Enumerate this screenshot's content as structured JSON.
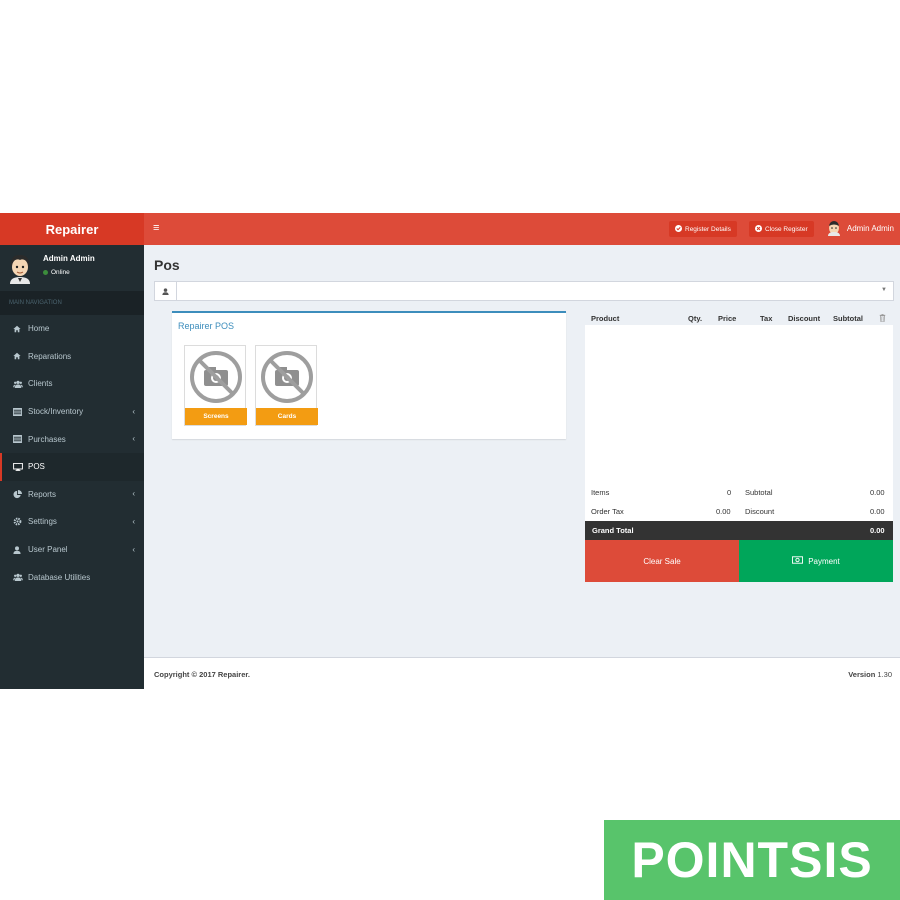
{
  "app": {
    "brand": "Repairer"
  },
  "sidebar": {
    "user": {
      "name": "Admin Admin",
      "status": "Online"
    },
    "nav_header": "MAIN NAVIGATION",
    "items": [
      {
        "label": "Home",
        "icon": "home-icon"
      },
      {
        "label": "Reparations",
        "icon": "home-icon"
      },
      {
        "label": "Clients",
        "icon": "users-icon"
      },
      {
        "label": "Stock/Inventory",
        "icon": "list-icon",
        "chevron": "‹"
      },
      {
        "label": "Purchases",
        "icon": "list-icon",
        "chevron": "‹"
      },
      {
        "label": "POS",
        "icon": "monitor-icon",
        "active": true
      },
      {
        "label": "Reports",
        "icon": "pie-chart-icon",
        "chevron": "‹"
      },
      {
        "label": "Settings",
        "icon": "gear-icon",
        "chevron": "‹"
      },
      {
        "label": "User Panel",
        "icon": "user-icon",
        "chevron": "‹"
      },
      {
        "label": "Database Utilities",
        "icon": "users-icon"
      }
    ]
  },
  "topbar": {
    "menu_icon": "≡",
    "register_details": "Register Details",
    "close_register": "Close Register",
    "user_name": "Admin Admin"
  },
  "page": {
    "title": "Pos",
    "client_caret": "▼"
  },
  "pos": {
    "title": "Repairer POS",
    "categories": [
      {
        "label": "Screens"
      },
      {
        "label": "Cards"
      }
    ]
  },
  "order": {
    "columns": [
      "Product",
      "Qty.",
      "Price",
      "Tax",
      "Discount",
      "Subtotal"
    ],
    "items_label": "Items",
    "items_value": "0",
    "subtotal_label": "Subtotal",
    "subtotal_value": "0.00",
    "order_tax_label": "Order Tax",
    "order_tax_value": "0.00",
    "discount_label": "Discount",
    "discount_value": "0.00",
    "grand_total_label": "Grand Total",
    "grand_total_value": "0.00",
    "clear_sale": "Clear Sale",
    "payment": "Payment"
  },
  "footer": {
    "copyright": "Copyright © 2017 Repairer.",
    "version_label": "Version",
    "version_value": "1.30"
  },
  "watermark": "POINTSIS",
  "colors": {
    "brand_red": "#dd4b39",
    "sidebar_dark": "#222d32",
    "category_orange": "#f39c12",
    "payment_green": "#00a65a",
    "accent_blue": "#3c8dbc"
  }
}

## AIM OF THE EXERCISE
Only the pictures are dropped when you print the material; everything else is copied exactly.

## SOLUTION
Enumerate this screenshot's content as structured JSON.
{
  "app": {
    "brand": "Repairer"
  },
  "sidebar": {
    "user": {
      "name": "Admin Admin",
      "status": "Online"
    },
    "nav_header": "MAIN NAVIGATION",
    "items": [
      {
        "label": "Home",
        "icon": "home-icon"
      },
      {
        "label": "Reparations",
        "icon": "home-icon"
      },
      {
        "label": "Clients",
        "icon": "users-icon"
      },
      {
        "label": "Stock/Inventory",
        "icon": "list-icon",
        "chevron": "‹"
      },
      {
        "label": "Purchases",
        "icon": "list-icon",
        "chevron": "‹"
      },
      {
        "label": "POS",
        "icon": "monitor-icon",
        "active": true
      },
      {
        "label": "Reports",
        "icon": "pie-chart-icon",
        "chevron": "‹"
      },
      {
        "label": "Settings",
        "icon": "gear-icon",
        "chevron": "‹"
      },
      {
        "label": "User Panel",
        "icon": "user-icon",
        "chevron": "‹"
      },
      {
        "label": "Database Utilities",
        "icon": "users-icon"
      }
    ]
  },
  "topbar": {
    "menu_icon": "≡",
    "register_details": "Register Details",
    "close_register": "Close Register",
    "user_name": "Admin Admin"
  },
  "page": {
    "title": "Pos",
    "client_caret": "▼"
  },
  "pos": {
    "title": "Repairer POS",
    "categories": [
      {
        "label": "Screens"
      },
      {
        "label": "Cards"
      }
    ]
  },
  "order": {
    "columns": [
      "Product",
      "Qty.",
      "Price",
      "Tax",
      "Discount",
      "Subtotal"
    ],
    "items_label": "Items",
    "items_value": "0",
    "subtotal_label": "Subtotal",
    "subtotal_value": "0.00",
    "order_tax_label": "Order Tax",
    "order_tax_value": "0.00",
    "discount_label": "Discount",
    "discount_value": "0.00",
    "grand_total_label": "Grand Total",
    "grand_total_value": "0.00",
    "clear_sale": "Clear Sale",
    "payment": "Payment"
  },
  "footer": {
    "copyright": "Copyright © 2017 Repairer.",
    "version_label": "Version",
    "version_value": "1.30"
  },
  "watermark": "POINTSIS",
  "colors": {
    "brand_red": "#dd4b39",
    "sidebar_dark": "#222d32",
    "category_orange": "#f39c12",
    "payment_green": "#00a65a",
    "accent_blue": "#3c8dbc"
  }
}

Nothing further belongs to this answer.